The Putting a 'human face on poverty in Hamilton interviews four people affected by poverty to hear the challenges they faced and have overcome. These stories were shared at a Voices from the Margins session at McMaster University's Continuing Education Centre.

Putting faces to homelessness describes work by two passionate Waterloo students Justin Chan and Konica Kochar, who have built a tremendous Facebook page called Homeless in Waterloo with real stories.  It demonstrates the power of social media in creating social change.

I encourage you to 'Like' the Homeless in Waterloo Facebook page

Congratulations to the journalists, Kitchener Post and The Hamilton Spectator for sharing these stories. Share the link to this post across your social media accounts.

Photograph reproduced with kind permission from The Hamilton Spectator.

Saturday, April 9, 2016

Diagnosis: Poverty - Poverty Tool

Powerful piece relating the consequences of poverty to life expectancy and how proactive family doctors are using tools to address

Read Diagnosis: Poverty by Susan Peters in the April United Church Observer

"In Winnipeg, residents of the city’s wealthiest areas tended to live 18 years longer than residents living in the poorest areas"

 The article cites great examples of poverty tools such as Get Your Benefits in Manitoba. Peters describes how in Toronto where St Michael's Hospital has employed a team to tackle the issue.

"Effectively treating the health consequences of poverty requires more than a pamphlet.

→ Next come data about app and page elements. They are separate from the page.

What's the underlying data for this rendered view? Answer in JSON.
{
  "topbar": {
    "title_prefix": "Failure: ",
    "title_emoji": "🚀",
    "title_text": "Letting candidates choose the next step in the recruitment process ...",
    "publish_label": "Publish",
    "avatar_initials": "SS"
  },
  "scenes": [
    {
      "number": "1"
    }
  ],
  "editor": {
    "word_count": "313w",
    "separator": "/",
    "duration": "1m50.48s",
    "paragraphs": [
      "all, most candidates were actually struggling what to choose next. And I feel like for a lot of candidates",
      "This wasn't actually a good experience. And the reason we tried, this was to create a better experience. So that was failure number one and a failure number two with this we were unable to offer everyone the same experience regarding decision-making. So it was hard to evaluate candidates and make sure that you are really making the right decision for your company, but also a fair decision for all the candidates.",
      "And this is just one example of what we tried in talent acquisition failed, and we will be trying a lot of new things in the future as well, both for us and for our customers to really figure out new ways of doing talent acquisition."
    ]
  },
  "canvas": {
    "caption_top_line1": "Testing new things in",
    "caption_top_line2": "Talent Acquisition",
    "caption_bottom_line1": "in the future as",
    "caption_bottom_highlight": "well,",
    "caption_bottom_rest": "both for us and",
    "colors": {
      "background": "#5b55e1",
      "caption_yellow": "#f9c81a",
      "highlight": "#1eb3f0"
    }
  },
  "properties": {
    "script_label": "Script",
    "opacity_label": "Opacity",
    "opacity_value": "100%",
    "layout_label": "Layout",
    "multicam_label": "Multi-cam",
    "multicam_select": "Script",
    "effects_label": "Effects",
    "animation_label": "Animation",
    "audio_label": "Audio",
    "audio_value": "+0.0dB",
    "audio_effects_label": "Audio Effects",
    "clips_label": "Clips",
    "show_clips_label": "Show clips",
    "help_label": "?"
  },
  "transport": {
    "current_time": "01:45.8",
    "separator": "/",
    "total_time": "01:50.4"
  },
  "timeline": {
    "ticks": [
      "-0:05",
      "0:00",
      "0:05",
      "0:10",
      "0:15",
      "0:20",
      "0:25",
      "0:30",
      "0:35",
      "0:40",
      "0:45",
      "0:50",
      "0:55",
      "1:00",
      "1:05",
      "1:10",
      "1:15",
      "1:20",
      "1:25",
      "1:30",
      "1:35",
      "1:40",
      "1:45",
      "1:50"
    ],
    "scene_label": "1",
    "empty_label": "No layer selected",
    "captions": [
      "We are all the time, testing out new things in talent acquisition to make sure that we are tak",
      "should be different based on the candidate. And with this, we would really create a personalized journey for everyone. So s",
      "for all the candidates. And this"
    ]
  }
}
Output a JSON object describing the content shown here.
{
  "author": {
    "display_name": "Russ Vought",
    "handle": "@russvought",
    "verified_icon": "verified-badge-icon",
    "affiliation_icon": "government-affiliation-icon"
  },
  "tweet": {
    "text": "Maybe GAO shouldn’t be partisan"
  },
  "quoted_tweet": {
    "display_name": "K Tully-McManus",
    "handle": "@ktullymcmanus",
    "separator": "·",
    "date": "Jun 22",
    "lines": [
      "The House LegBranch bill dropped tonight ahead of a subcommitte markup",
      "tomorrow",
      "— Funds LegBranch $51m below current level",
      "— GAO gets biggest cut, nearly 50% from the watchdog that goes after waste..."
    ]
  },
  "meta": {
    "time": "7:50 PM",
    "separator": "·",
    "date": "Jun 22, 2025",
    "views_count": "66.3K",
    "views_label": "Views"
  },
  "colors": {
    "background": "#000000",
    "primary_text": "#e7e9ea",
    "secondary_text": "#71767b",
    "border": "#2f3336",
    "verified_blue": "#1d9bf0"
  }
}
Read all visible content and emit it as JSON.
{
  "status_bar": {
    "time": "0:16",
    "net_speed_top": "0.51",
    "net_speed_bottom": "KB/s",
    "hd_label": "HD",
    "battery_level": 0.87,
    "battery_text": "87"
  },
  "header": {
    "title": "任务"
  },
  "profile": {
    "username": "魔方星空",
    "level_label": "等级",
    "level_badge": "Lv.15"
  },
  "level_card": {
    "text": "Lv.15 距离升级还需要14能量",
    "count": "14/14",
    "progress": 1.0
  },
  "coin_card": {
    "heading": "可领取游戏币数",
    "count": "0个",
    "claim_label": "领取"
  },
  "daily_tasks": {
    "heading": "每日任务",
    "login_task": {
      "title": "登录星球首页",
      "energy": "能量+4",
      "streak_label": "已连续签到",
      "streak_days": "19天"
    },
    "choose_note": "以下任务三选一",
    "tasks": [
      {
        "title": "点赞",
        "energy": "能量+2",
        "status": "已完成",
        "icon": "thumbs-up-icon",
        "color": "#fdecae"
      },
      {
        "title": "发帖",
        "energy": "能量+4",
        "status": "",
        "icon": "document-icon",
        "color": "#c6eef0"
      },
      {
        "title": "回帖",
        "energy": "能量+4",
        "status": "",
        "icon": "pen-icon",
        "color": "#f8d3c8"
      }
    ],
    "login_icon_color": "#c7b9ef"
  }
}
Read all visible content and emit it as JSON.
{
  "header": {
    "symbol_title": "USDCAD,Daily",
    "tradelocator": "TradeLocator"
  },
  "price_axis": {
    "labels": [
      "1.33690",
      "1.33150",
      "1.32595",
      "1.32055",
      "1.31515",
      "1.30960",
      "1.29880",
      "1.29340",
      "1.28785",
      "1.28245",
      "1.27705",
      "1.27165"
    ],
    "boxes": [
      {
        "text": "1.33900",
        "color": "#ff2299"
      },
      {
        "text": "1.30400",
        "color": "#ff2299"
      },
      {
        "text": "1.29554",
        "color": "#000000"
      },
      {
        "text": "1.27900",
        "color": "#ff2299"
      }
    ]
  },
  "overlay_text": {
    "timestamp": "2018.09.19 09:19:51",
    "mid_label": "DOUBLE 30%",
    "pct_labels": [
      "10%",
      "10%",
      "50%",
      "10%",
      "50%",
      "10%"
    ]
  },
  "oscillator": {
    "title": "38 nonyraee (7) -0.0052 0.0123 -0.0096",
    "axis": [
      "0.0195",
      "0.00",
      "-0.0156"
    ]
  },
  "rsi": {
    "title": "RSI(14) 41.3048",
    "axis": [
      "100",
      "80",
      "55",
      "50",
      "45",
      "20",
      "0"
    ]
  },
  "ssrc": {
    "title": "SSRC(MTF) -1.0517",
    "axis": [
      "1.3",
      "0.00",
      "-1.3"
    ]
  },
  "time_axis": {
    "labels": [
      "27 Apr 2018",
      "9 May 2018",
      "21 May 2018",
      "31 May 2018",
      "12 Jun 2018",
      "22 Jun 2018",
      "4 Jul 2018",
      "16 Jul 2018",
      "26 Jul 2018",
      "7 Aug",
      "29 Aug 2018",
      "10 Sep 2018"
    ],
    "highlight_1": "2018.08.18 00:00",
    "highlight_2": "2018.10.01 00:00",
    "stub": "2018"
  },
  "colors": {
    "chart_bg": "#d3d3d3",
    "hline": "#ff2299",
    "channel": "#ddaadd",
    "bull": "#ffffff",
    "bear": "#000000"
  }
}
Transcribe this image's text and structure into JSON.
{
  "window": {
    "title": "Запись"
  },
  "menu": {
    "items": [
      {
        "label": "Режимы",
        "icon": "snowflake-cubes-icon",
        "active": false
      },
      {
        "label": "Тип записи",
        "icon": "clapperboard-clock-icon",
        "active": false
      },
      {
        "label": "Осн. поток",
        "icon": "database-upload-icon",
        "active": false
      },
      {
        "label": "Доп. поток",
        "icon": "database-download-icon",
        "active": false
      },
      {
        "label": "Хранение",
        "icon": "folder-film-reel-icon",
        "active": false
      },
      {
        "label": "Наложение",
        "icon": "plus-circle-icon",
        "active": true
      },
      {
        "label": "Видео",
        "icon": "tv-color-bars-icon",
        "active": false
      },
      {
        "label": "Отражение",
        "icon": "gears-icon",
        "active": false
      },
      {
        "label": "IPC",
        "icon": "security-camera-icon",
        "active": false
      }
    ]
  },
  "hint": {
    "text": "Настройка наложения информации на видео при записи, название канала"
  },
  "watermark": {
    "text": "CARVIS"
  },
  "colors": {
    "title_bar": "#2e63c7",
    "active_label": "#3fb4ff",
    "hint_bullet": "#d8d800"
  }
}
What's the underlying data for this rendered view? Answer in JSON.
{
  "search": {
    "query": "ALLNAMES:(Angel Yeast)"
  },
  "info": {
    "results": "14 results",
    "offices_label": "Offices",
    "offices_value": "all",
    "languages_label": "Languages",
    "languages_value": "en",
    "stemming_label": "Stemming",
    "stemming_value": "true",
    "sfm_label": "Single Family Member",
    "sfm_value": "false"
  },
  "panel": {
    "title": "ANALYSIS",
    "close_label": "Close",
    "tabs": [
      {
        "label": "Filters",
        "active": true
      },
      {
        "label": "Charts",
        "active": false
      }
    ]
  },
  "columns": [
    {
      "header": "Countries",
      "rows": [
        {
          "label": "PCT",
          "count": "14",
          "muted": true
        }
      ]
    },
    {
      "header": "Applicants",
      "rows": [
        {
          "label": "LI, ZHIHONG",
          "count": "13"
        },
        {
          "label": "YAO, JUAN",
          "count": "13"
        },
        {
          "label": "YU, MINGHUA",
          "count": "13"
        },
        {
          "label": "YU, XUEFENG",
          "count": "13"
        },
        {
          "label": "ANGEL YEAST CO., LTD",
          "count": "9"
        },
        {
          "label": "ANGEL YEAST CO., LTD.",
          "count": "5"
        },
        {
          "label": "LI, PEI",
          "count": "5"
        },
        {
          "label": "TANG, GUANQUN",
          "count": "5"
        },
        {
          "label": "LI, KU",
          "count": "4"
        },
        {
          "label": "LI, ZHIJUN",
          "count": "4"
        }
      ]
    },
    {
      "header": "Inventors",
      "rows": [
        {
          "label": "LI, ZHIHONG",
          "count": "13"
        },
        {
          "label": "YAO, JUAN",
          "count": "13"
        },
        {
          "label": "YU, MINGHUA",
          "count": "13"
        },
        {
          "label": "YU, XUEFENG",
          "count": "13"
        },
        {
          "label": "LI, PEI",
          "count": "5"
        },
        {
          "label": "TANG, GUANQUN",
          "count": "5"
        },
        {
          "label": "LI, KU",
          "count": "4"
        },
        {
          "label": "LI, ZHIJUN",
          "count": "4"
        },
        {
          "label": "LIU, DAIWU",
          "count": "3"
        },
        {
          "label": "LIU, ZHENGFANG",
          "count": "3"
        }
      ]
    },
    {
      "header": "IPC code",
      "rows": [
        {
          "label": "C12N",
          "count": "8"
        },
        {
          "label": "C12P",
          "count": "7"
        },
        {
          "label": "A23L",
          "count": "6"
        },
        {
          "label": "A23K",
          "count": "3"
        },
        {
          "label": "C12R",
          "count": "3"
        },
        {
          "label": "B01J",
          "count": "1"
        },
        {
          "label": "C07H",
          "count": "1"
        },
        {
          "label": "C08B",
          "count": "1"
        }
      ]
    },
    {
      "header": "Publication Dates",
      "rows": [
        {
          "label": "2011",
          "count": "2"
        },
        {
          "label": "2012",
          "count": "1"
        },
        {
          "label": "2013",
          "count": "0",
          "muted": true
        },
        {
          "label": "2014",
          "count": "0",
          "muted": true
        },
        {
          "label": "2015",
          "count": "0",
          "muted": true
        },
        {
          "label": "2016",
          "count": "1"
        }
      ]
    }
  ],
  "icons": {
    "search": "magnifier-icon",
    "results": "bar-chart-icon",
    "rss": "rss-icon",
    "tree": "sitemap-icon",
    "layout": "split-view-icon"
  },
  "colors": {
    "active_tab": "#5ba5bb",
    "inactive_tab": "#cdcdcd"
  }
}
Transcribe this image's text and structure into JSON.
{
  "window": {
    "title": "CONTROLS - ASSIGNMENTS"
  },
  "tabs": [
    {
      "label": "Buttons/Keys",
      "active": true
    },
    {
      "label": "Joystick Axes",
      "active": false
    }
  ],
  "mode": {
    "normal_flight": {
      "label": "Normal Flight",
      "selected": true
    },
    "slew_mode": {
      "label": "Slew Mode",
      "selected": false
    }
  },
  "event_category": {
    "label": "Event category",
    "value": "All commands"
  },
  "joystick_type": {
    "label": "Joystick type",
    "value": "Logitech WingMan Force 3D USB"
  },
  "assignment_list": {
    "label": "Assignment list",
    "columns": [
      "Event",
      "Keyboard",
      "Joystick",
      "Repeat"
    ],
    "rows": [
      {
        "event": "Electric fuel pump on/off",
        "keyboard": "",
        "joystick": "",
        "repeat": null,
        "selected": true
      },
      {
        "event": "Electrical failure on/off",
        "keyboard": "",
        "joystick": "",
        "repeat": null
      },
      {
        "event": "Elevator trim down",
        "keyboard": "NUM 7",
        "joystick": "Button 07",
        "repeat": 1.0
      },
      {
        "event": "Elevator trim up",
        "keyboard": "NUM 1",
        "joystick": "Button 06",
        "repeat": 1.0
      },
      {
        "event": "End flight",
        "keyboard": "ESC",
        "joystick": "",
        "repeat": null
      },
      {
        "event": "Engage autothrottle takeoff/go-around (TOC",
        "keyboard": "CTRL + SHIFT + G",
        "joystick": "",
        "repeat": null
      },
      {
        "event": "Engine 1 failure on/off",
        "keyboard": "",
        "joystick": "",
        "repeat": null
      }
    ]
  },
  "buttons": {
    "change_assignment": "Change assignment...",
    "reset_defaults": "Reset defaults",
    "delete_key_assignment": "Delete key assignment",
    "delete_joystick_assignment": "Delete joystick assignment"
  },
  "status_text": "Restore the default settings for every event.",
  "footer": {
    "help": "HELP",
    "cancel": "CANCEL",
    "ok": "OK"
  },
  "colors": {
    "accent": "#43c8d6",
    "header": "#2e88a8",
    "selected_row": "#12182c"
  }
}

To do it properly, already cash-strapped health-care systems may have to fund a range of new programs and jobs"

Peters also refers to a 1991 study that showed an increased life expectancy for Canadian men living in higher-income neighbourhoods.

Read Diagnosis: Poverty by Susan Peters in the April United Church Observer

Susan Peters is a journalist in Winnipeg @susan_peters

It is great to see increasing media highlighting the issue and discussions the ways to address it. We  can surely only be successful through an open collaborative multi-professional approach supporting by the Provinces.